My brother, a craftsman — an industrial electrician— spends his days fixing million dollar undersea pumps, huge diesel generators,  and motors of all shapes and sizes. In the past few years, I’ve noticed a trend in how he talks about the things that he works on — he compares them. This pump works like that pump, but has this kind of motor in it, for example. Things like that. Every problem he runs into is thought of in the context of a similar problem that he’s already encountered.

As I’ve learned more and more these past few years about PHP and Javascript, I’m finding myself do the same. I first look at a problem not in terms of exactly how I get started or what steps are involved, but instead I try and find a previous solution to compare it to. I’m sure as time goes on this will become automatic and not conscious, but it’s really become my first step now.

Thinking about this as a craft — a combination of skill and experience — instead of just as a pure you-have-it-or-you-don’t skill has been extremely helpful to me.

Of trolls, hate, and tolerance

Returning hate for hate multiplies hate, adding deeper darkness to a night already devoid of stars. Darkness cannot drive out darkness; only light can do that. Hate cannot drive out hate; only love can do that.

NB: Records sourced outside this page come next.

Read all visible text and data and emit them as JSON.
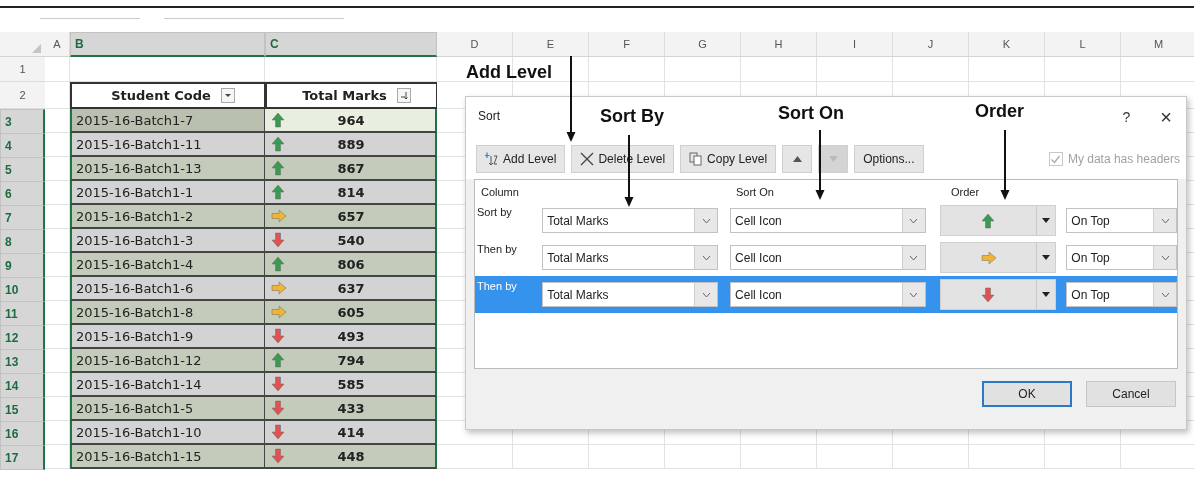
{
  "spreadsheet": {
    "column_headers": [
      "A",
      "B",
      "C",
      "D",
      "E",
      "F",
      "G",
      "H",
      "I",
      "J",
      "K",
      "L",
      "M"
    ],
    "row_headers": [
      "1",
      "2",
      "3",
      "4",
      "5",
      "6",
      "7",
      "8",
      "9",
      "10",
      "11",
      "12",
      "13",
      "14",
      "15",
      "16",
      "17"
    ],
    "table": {
      "columns": [
        {
          "label": "Student Code",
          "kind": "filter"
        },
        {
          "label": "Total Marks",
          "kind": "sorted"
        }
      ],
      "rows": [
        {
          "code": "2015-16-Batch1-7",
          "kind": "up",
          "marks": "964"
        },
        {
          "code": "2015-16-Batch1-11",
          "kind": "up",
          "marks": "889"
        },
        {
          "code": "2015-16-Batch1-13",
          "kind": "up",
          "marks": "867"
        },
        {
          "code": "2015-16-Batch1-1",
          "kind": "up",
          "marks": "814"
        },
        {
          "code": "2015-16-Batch1-2",
          "kind": "right",
          "marks": "657"
        },
        {
          "code": "2015-16-Batch1-3",
          "kind": "down",
          "marks": "540"
        },
        {
          "code": "2015-16-Batch1-4",
          "kind": "up",
          "marks": "806"
        },
        {
          "code": "2015-16-Batch1-6",
          "kind": "right",
          "marks": "637"
        },
        {
          "code": "2015-16-Batch1-8",
          "kind": "right",
          "marks": "605"
        },
        {
          "code": "2015-16-Batch1-9",
          "kind": "down",
          "marks": "493"
        },
        {
          "code": "2015-16-Batch1-12",
          "kind": "up",
          "marks": "794"
        },
        {
          "code": "2015-16-Batch1-14",
          "kind": "down",
          "marks": "585"
        },
        {
          "code": "2015-16-Batch1-5",
          "kind": "down",
          "marks": "433"
        },
        {
          "code": "2015-16-Batch1-10",
          "kind": "down",
          "marks": "414"
        },
        {
          "code": "2015-16-Batch1-15",
          "kind": "down",
          "marks": "448"
        }
      ]
    }
  },
  "dialog": {
    "title": "Sort",
    "help": "?",
    "close": "×",
    "toolbar": [
      {
        "kind": "add",
        "label": "Add Level",
        "disabled": false
      },
      {
        "kind": "delete",
        "label": "Delete Level",
        "disabled": false
      },
      {
        "kind": "copy",
        "label": "Copy Level",
        "disabled": false
      },
      {
        "kind": "move_up",
        "disabled": false
      },
      {
        "kind": "move_down",
        "disabled": true
      },
      {
        "kind": "text",
        "label": "Options...",
        "disabled": false
      }
    ],
    "headers_checkbox": {
      "label": "My data has headers",
      "checked": true,
      "disabled": true
    },
    "grid_headers": [
      "Column",
      "Sort On",
      "Order"
    ],
    "levels": [
      {
        "label": "Sort by",
        "column": "Total Marks",
        "sort_on": "Cell Icon",
        "kind": "up",
        "position": "On Top",
        "selected": false
      },
      {
        "label": "Then by",
        "column": "Total Marks",
        "sort_on": "Cell Icon",
        "kind": "right",
        "position": "On Top",
        "selected": false
      },
      {
        "label": "Then by",
        "column": "Total Marks",
        "sort_on": "Cell Icon",
        "kind": "down",
        "position": "On Top",
        "selected": true
      }
    ],
    "buttons": [
      {
        "label": "OK",
        "default": true
      },
      {
        "label": "Cancel",
        "default": false
      }
    ]
  },
  "annotations": [
    "Add Level",
    "Sort By",
    "Sort On",
    "Order"
  ]
}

Hate multiplies hate, violence multiplies violence, and toughness multiplies toughness in a descending spiral of destruction.

—Dr. Martin Luther King, Jr

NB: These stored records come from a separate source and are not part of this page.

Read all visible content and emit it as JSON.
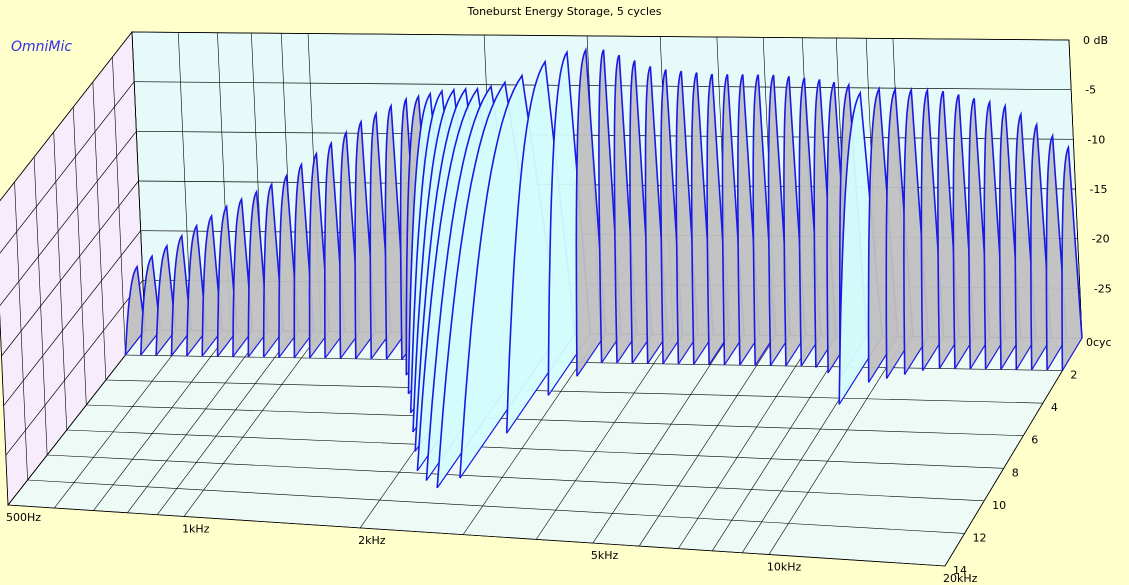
{
  "brand": "OmniMic",
  "colors": {
    "background": "#ffffcc",
    "floor": "#eefaf6",
    "back_wall": "#e6fafa",
    "side_wall": "#f6ecfb",
    "grid": "#000000",
    "slice_stroke": "#1a1ae6",
    "slice_fill": "#c0c0c0",
    "slice_fill_light": "#d4fcfc"
  },
  "chart_data": {
    "type": "waterfall-3d",
    "title": "Toneburst Energy Storage, 5 cycles",
    "x_axis": {
      "scale": "log",
      "range_hz": [
        500,
        20000
      ],
      "labeled_ticks": [
        {
          "value": 500,
          "label": "500Hz"
        },
        {
          "value": 1000,
          "label": "1kHz"
        },
        {
          "value": 2000,
          "label": "2kHz"
        },
        {
          "value": 5000,
          "label": "5kHz"
        },
        {
          "value": 10000,
          "label": "10kHz"
        },
        {
          "value": 20000,
          "label": "20kHz"
        }
      ]
    },
    "z_axis": {
      "unit": "dB",
      "range": [
        -30,
        0
      ],
      "labeled_ticks": [
        {
          "value": 0,
          "label": "0 dB"
        },
        {
          "value": -5,
          "label": "-5"
        },
        {
          "value": -10,
          "label": "-10"
        },
        {
          "value": -15,
          "label": "-15"
        },
        {
          "value": -20,
          "label": "-20"
        },
        {
          "value": -25,
          "label": "-25"
        }
      ]
    },
    "time_axis": {
      "unit": "cycles",
      "range": [
        0,
        14
      ],
      "labeled_ticks": [
        {
          "value": 0,
          "label": "0cyc"
        },
        {
          "value": 2,
          "label": "2"
        },
        {
          "value": 4,
          "label": "4"
        },
        {
          "value": 6,
          "label": "6"
        },
        {
          "value": 8,
          "label": "8"
        },
        {
          "value": 10,
          "label": "10"
        },
        {
          "value": 12,
          "label": "12"
        },
        {
          "value": 14,
          "label": "14"
        }
      ]
    },
    "slices": {
      "count": 62,
      "peak_level_db": [
        [
          500,
          -23
        ],
        [
          560,
          -21
        ],
        [
          630,
          -19
        ],
        [
          710,
          -17
        ],
        [
          800,
          -15.5
        ],
        [
          900,
          -14
        ],
        [
          1000,
          -12
        ],
        [
          1120,
          -10
        ],
        [
          1250,
          -8
        ],
        [
          1400,
          -6.5
        ],
        [
          1600,
          -5
        ],
        [
          1800,
          -3.5
        ],
        [
          2000,
          -2.5
        ],
        [
          2250,
          -1.5
        ],
        [
          2500,
          -0.5
        ],
        [
          2800,
          0
        ],
        [
          3200,
          -0.5
        ],
        [
          3600,
          -1.5
        ],
        [
          4000,
          -2.5
        ],
        [
          5000,
          -3
        ],
        [
          6300,
          -3
        ],
        [
          8000,
          -3.5
        ],
        [
          10000,
          -4
        ],
        [
          12500,
          -4.5
        ],
        [
          16000,
          -6
        ],
        [
          18000,
          -8
        ],
        [
          20000,
          -10
        ]
      ],
      "decay_cycles": [
        [
          500,
          2
        ],
        [
          1500,
          2
        ],
        [
          2150,
          10
        ],
        [
          2400,
          11
        ],
        [
          2600,
          10
        ],
        [
          2800,
          5
        ],
        [
          3200,
          2
        ],
        [
          7500,
          2
        ],
        [
          9000,
          3
        ],
        [
          9200,
          5.5
        ],
        [
          9600,
          3
        ],
        [
          12000,
          2
        ],
        [
          20000,
          2
        ]
      ]
    }
  }
}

You’d do best to set an alarm on your phone to remind you to re-read Erin Kissane’s How to Kill a Troll every couple of weeks.In her post, she outlines the plight of female, online innovators who face endless threats, hate mail and harassment (from almost exclusively men) by simply putting themselves out there . Anita Sarkeesian, the subject, of the post is just one example.

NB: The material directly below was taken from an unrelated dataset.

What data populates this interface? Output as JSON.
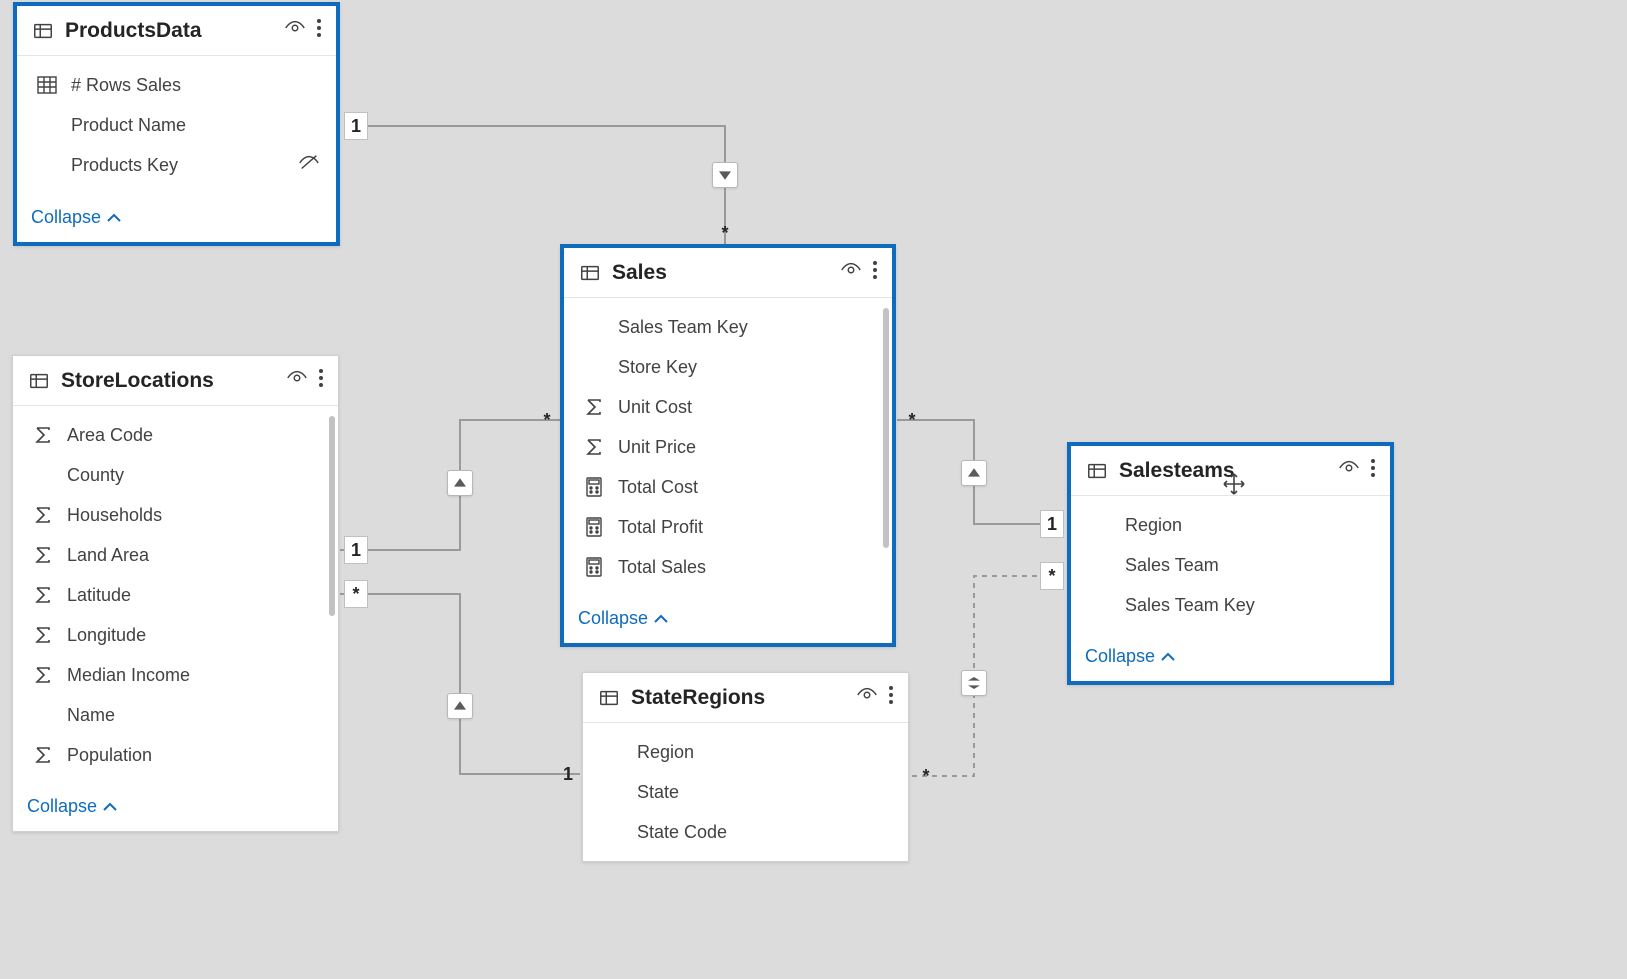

My key take-away was what to do as a ‘bystander’. As Kissane says,

The majority of gamers are neither participating in the attacks on Anita Sarkeesian nor commenting in her support. They are standing idly by.

In short, she suggests that we not simply stand by,

When people in your community express disagreement via threats and harassment, they make your entire group look like whiny, pathetic losers. You don’t have to write a big squishy essay to draw the line. All you have to do is take 30 seconds to note that harassment and stalking is wrong and doesn’t represent your community—and then let the idiot fringe drown itself in its own impotent squealing.

The anonymity of the internet is no excuse for being the bully nor the by-stander.

 

Marina Keegan and The Opposite of Loneliness

I plan on having parties when I’m 30. I plan on having fun when I’m old. Any notion of THE BEST years comes from clichéd “should haves…” “if I’d…” “wish I’d…

A heartbreaking, beautiful and stunningly powerful reflection from Marina Keegan, a student from Yale’s graduating class of 2012. In it she makes compelling arguments for why we should write more, talk more, party more, love more, care more, and, generally, live more. Reading it is almost guaranteed to make you cry, but read it you should must.

—Marina Keegan, The Opposite of Loneliness

NYT’s David Carr On Skills for New Journalists

I tell them that they should make stuff. The tools of production are at hand for everyone. I used to hire a lot of young people when I was the editor of Washington City Paper, and you used to have them show you the clips and see where else you worked. Show me what you’ve made with your own bare little hands. That, I think, is super important. People say, “You should’ve been here for the good old days.” I think that’s crazy. Yeah, it’s a little harder, but you have so many more tools at your disposal to story-tell. It’s cool to be in a business where you still learn. You don’t have to be able to code yourself, but you have to know what coding is. You should be able to work in Final Cut Pro. WordPress should be second-nature. I think, in generational terms, being able to produce and consume content at the same time.

Great perspective on the new set of required skills for young journalists. Being able to cut your own video, and knowing WordPress so well that it’s ‘second-nature’ are interesting foundations for self-sufficiency in journalism and media today.

—via Talking Points Memo